The walk should take you around 10 minutes from Madeira Cove. All the way along, you’ll get spectacular views of Birnbeck Pier in the distance.
On this pathway, you’ll find colourful street art which brings some colour to the gloomy seafront walls!
The Birnbeck Pier postcode is Birnbeck Road, Weston-super-Mare BS23 2EP.
What can you see from here?
Once you reach the promenade nearest to Birnbeck Pier, you can take a good look around the area and see the old pier up close!
It’s quite sad to see it in its current state. You can see all the broken wooden floorboards and parts of the pier have fallen into the sea.
At the front of the pier, you can see the old gothic toll house boarded up that used to take visitors pennies! Also, you’ll notice that some of the pier head buildings are hollow and burned out.
Despite not being able to walk over the pier at the moment, I think it’s well worth visiting as it’s a quiet place where you avoid the crowds!
Also, there are a few things that you can do around the area as well.
Visit the Birnbeck Pier Information Centre
Just above Birnbeck Pier is a Pier Welcome Centre which is a base for the Friends of the Old Pier Society or the Birnbeck Regeneration Trust.
Inside, you can have a chat with one of their lovely team about the current situation of the pier and discover some of the histories too!
You’ll also find some old pictures of Birnbeck Pier in its heyday which are sold as postcards amongst other things.
They are sold for charity and all the proceeds go towards the campaign to bring back Birnbeck!
Enjoy the colourful street art!
The thing that really caught my eye whilst in the area was all the colourful street art that’s around here.
I thought it was a great addition to the area and really brought some life to the place.
I particularly enjoyed the rainbow angel wings, they are a great chance for a photo so have your camera ready!
The rainbow angel was set up by Chris Vickery to raise funds for more murals to be made around the Weston-super-Mare area. You can also find a Cheshire Cat by him behind the RNLI cafe. To donate to his GoFundMe fundraiser, click here.
Head down to the rocky beach below
If the tide is out, you can head below Birnbeck Pier to the rocky beach below on the cliffs.
Although it’s not very sandy, it’s a bit of a sun trap and so you’ll often find locals sunbathing on the huge rocks here!
As it’s far away from the main beach, it doesn’t see a fraction of the crowds and so it’s perfect if you wanted some peace and quiet.
Just be careful as you make your way down and check that the tide isn’t due to come in!
Visit the Prince’s Consort Gardens
Another one of Weston’s historic gems is the Prince’s Consort Gardens.
These used to be a popular attraction for tourists that overlooked Birnbeck Pier.

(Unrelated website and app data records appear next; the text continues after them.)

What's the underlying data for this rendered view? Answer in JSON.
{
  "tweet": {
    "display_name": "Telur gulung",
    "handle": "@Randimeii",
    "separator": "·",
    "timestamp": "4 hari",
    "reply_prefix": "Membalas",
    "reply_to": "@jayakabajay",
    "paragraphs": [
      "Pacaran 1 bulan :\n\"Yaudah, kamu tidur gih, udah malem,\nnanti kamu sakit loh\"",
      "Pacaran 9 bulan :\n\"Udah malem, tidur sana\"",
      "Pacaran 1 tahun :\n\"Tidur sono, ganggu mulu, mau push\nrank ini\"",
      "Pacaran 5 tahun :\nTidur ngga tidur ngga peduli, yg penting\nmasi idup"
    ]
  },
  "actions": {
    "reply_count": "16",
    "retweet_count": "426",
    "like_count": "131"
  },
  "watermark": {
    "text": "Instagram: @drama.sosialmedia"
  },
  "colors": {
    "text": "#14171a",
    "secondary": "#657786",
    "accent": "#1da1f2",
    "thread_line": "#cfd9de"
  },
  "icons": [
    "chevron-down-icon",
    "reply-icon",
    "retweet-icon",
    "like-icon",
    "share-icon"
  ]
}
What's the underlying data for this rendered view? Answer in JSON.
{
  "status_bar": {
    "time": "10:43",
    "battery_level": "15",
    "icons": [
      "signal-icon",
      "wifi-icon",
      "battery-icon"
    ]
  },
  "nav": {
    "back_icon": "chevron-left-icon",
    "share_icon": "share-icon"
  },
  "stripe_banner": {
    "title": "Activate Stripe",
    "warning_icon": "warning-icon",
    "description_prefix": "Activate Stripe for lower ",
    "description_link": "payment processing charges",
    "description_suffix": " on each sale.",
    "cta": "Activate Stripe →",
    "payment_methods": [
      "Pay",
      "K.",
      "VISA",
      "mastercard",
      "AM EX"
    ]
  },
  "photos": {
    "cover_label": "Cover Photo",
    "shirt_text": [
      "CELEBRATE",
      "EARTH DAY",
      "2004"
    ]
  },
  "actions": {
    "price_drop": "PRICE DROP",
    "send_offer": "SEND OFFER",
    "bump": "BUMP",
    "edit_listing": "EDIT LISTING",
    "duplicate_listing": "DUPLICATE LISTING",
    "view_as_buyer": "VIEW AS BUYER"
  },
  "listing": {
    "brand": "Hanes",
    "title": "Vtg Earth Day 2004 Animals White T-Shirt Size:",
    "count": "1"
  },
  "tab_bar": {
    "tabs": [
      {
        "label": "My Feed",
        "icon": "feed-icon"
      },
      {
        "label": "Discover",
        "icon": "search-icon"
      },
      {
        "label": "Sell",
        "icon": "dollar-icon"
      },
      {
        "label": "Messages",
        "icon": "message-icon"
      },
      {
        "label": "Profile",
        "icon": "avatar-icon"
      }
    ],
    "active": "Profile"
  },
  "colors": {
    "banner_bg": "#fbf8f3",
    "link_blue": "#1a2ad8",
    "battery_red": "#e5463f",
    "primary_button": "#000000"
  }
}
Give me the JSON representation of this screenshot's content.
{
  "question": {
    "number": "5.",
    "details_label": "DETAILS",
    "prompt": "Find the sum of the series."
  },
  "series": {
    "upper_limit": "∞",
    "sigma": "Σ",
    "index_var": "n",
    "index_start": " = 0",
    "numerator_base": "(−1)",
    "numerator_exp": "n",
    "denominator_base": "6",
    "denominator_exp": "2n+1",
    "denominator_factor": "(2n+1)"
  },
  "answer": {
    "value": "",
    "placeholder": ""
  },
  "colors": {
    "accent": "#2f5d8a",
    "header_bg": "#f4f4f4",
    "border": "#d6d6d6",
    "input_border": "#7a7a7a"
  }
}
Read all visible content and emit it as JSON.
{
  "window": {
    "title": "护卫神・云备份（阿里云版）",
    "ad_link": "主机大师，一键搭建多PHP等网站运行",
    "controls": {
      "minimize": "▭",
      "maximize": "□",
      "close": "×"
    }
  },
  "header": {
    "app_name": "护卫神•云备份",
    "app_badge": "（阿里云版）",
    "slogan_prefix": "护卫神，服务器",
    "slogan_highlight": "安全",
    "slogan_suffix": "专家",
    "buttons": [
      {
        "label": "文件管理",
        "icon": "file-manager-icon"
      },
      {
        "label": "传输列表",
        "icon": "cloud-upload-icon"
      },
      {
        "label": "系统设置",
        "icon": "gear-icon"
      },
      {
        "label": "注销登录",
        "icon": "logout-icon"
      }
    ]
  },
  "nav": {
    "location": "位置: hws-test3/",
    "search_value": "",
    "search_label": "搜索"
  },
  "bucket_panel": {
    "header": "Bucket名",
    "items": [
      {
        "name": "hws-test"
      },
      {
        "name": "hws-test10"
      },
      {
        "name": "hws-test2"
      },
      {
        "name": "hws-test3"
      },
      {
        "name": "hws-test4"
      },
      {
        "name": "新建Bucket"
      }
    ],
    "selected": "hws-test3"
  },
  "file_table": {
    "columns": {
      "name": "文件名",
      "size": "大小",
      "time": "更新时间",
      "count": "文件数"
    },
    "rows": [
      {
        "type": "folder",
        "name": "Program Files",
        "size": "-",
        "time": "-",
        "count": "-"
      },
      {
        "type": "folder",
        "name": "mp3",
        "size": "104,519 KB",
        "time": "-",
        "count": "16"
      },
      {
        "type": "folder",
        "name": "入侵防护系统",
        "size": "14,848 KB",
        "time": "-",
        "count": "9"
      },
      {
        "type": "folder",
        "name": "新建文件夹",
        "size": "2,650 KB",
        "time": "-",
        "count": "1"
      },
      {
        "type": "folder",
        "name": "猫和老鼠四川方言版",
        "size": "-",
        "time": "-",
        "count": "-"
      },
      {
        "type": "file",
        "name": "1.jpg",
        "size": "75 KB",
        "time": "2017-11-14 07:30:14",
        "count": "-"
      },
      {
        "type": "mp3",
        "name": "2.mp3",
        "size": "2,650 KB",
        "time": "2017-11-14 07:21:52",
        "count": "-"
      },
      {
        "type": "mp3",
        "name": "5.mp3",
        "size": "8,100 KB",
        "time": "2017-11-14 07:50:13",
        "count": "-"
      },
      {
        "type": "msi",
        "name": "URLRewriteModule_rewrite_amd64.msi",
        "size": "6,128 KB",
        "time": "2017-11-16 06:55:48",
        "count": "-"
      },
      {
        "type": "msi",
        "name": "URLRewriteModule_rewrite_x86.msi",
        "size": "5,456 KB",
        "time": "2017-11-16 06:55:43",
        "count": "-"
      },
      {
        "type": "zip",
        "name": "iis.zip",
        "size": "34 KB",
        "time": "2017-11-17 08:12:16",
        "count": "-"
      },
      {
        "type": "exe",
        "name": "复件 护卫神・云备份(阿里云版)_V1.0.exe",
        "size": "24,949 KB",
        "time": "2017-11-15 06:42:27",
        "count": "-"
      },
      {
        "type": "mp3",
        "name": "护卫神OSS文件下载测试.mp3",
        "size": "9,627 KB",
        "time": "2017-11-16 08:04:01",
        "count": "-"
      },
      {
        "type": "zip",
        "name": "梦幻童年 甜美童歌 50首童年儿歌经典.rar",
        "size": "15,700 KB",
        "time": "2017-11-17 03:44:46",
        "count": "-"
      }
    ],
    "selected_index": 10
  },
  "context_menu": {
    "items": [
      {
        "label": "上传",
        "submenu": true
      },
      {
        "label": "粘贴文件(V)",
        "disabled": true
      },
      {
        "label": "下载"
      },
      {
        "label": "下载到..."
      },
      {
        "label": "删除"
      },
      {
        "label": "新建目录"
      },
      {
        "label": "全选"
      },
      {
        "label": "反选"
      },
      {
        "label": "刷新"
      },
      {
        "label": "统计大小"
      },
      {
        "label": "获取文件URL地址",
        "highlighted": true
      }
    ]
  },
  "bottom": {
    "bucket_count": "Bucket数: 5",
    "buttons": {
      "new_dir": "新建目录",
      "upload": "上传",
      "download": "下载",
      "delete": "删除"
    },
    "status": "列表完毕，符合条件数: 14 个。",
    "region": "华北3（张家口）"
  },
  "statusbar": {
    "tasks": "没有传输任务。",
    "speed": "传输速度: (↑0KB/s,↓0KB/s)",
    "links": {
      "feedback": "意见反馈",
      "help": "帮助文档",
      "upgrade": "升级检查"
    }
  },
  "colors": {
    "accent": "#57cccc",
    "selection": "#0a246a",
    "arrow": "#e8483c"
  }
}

They were first planted in the 1860s to remember Prince Albert.
Over the years, it fell into decline like the neighbouring pier. But, the Friend’s of the Prince’s Consort Garden have renovated parts of it!
Today, it is worth a quick pitstop as there are a few benches that look over Birnbeck Pier. On a sunny day, the park is perfect for a picnic.
You can also walk around the old pond that is full of wildlife and flora! In the springtime, there is plenty of wildflowers, bluebells, snakeshead fritillary and wild garlic to be seen.